Task prompt:
Among these entries, how many lines have the string "ATOM" in them? Only the number is needed.

BEGIN Recorded data

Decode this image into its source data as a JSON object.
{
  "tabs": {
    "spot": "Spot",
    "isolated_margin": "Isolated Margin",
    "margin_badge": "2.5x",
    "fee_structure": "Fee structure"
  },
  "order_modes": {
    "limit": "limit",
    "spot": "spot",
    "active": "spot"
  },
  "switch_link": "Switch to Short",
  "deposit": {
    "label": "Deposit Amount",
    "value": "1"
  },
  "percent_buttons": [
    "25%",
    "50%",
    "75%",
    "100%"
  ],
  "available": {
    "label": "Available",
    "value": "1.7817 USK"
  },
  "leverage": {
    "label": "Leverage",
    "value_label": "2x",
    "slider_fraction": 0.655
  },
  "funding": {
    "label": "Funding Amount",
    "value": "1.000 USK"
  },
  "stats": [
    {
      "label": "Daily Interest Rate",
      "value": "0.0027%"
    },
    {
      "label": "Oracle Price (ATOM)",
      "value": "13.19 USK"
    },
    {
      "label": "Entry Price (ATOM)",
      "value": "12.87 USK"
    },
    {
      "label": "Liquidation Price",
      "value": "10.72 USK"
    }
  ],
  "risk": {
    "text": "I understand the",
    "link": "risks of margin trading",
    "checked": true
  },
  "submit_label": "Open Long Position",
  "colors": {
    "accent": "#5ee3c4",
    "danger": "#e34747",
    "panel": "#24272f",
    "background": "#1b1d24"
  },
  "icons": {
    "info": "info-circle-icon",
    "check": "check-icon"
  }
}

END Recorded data

Your solution:
2